In 1995, Preisner's Music, a compilation of film music by Polish composer Zbigniew Preisner, was recorded by Sinfonia Varsovia in the Wieliczka mine's chapel. The chapel is often said to have the best acoustics in Europe.[15]

In the Australia television series Spellbinder: Land of the Dragon Lord, the mines were used as the Land of the Moloch.

Virtual tourEdit

Wieliczka Salt Mine
Mine entrance
with headframe
Saint Kinga, carved
into the rock salt[3]
Leonardo's The Last Supper,
carved into rock-salt wall
Old corridor
Rock-salt statue of
Pope John Paul II
Old winch
in the museum
Bottom of
St. Kinga's Shaft
salt-crystal chandelier,
St. Kinga's Chapel

Sister cavesEdit

See alsoEdit

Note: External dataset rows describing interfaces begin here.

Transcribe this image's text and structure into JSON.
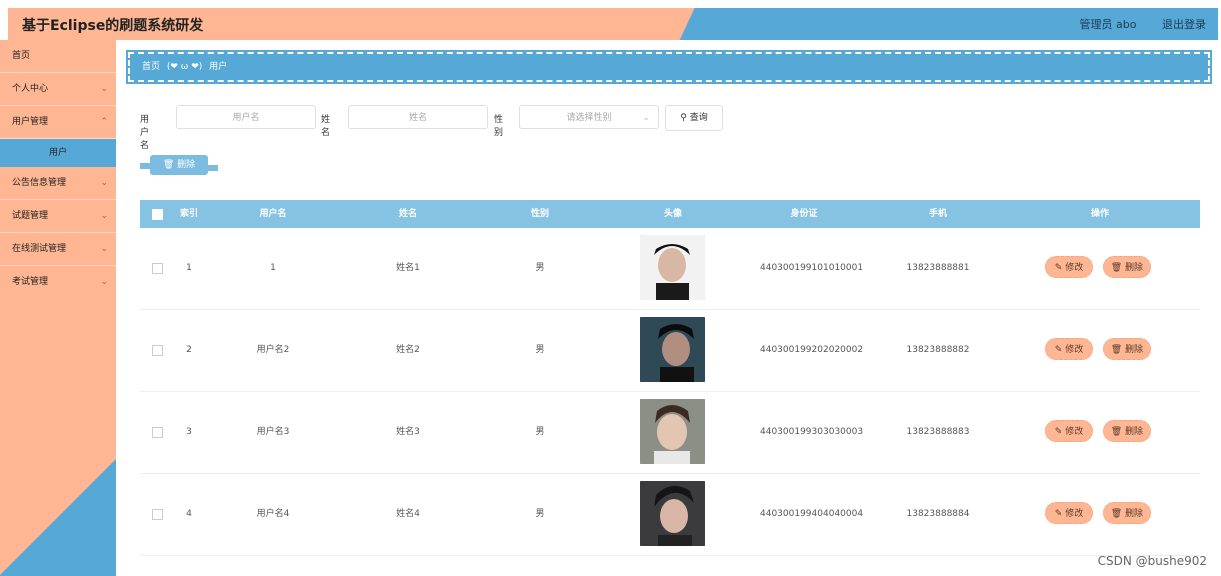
{
  "header": {
    "title": "基于Eclipse的刷题系统研发",
    "user": "管理员 abo",
    "logout": "退出登录"
  },
  "sidebar": {
    "items": [
      {
        "label": "首页",
        "chevron": false
      },
      {
        "label": "个人中心",
        "chevron": true
      },
      {
        "label": "用户管理",
        "chevron": true
      },
      {
        "label": "公告信息管理",
        "chevron": true
      },
      {
        "label": "试题管理",
        "chevron": true
      },
      {
        "label": "在线测试管理",
        "chevron": true
      },
      {
        "label": "考试管理",
        "chevron": true
      }
    ],
    "active_sub": "用户"
  },
  "breadcrumb": {
    "home": "首页",
    "emote": "(❤ ω ❤)",
    "current": "用户"
  },
  "search": {
    "username_label": "用户名",
    "username_placeholder": "用户名",
    "name_label": "姓名",
    "name_placeholder": "姓名",
    "gender_label": "性别",
    "gender_placeholder": "请选择性别",
    "query_label": "查询"
  },
  "toolbar": {
    "delete_label": "删除"
  },
  "table": {
    "columns": [
      "索引",
      "用户名",
      "姓名",
      "性别",
      "头像",
      "身份证",
      "手机",
      "操作"
    ],
    "rows": [
      {
        "index": "1",
        "username": "1",
        "name": "姓名1",
        "gender": "男",
        "id_card": "440300199101010001",
        "phone": "13823888881"
      },
      {
        "index": "2",
        "username": "用户名2",
        "name": "姓名2",
        "gender": "男",
        "id_card": "440300199202020002",
        "phone": "13823888882"
      },
      {
        "index": "3",
        "username": "用户名3",
        "name": "姓名3",
        "gender": "男",
        "id_card": "440300199303030003",
        "phone": "13823888883"
      },
      {
        "index": "4",
        "username": "用户名4",
        "name": "姓名4",
        "gender": "男",
        "id_card": "440300199404040004",
        "phone": "13823888884"
      }
    ],
    "edit_label": "修改",
    "delete_label": "删除"
  },
  "watermark": "CSDN @bushe902"
}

  1. ^ World Heritage Committee Removes Old City of Dubrovnik and Wieliczka Salt Mine from its List of Endangered Sites at UNESCO website
  2. ^ a b c "Wieliczka – The Salt of the Earth" at the (in English) (in Polish)
  3. ^ a b c Ancient salt-works. Wieliczka see: carving by Jozef Markowski, late 19th century. (Internet Archive). Retrieved 31 July 2013.
  4. ^ "Kopalnia Soli Wieliczka". Retrieved 19 April 2016.
  5. ^ a b "Kopalnia Soli Wieliczka". Retrieved 25 April 2016.
  6. ^ UNESCO World Heritage Centre. "Wieliczka Salt Mine - UNESCO World Heritage Centre". Retrieved 16 July 2013.
  7. ^ "History of Wieliczka Salt Mine". Poland For Visitors Travel Guide. Retrieved 18 April 2013.
  8. ^ "History - "Wieliczka" Salt Mine - tourist attractions of Malopolska". Retrieved 20 August 2017.
  9. ^ Wieliczka and Bochnia Royal Salt Mines. UNESCO World Heritage Site.
  10. ^ a b Zygmunt Szweykowski, Twórczość Bolesława Prusa (The Works of Bolesław Prus), second edition, Warsaw, Państwowy Instytut Wydawniczy, 1972, p. 451, note 21.
  11. ^ Marek Żukow-Karczewski, "Pięknem urzeczeni (trzy zapomniane relacje)" ("Enchanted by beauty: three forgotten relations"), Aura 1, 1998, pp. 17-19.
  12. ^ Reprinted in Bolesław Prus, Wczoraj–dziś–jutro: wybór felietonów (Yesterday–Today–Tomorrow: a Selection of Newspaper Columns, selected, edited, and with foreword and notes, by Zygmunt Szweykowski), Warsaw, Państwowy Instytut Wydawniczy, 1973, pp. 34–49.
  13. ^ Christopher Kasparek, "Prus' Pharaoh and the Wieliczka Salt Mine," The Polish Review, 1997, no. 3, pp. 349–55.
  14. ^ Christopher Kasparek, "Prus' Pharaoh: the Creation of a Historical Novel", The Polish Review, vol. XXXIX, no. 1, 1994, p. 47.
  15. ^ Zbigniew Preisner, "Preisner's Music", Virgin France, 1995.
  16. ^ Grotte Gemellate. Consorzio frasassi. (Internet Archive)


External linksEdit